Scan the records below. List lines holding "Photos".

<<<<

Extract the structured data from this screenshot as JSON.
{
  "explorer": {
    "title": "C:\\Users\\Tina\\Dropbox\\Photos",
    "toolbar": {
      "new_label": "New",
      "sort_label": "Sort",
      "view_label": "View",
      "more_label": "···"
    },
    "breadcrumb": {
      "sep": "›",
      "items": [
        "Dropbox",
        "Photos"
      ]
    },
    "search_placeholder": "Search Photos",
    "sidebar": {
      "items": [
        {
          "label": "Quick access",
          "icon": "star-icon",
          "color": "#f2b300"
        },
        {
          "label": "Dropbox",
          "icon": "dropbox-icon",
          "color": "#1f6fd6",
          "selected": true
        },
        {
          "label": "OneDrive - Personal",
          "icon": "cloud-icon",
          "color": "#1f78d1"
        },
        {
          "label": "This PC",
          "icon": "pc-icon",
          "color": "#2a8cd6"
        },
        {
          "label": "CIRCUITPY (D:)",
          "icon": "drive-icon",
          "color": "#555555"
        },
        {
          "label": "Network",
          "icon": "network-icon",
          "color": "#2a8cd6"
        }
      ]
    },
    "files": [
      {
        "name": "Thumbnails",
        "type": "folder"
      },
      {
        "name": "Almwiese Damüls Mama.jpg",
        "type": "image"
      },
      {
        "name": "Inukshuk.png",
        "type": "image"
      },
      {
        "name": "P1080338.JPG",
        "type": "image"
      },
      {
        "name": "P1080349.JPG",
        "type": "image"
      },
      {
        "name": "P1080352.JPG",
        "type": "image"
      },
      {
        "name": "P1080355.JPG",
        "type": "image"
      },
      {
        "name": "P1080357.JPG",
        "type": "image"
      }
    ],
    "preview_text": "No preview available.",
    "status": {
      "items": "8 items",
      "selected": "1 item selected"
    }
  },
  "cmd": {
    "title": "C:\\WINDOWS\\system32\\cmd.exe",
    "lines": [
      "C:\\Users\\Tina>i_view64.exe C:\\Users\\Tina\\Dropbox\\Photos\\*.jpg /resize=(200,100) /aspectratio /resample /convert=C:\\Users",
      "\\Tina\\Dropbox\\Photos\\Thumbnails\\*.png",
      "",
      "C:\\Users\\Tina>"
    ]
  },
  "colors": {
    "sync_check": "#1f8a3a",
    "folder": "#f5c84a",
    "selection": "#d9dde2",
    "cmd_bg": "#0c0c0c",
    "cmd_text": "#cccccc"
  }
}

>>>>

RESPONSE
    "title": "C:\\Users\\Tina\\Dropbox\\Photos",
        "Photos"
    "search_placeholder": "Search Photos",
      "C:\\Users\\Tina>i_view64.exe C:\\Users\\Tina\\Dropbox\\Photos\\*.jpg /resize=(200,100) /aspectratio /resample /convert=C:\\Users",
      "\\Tina\\Dropbox\\Photos\\Thumbnails\\*.png",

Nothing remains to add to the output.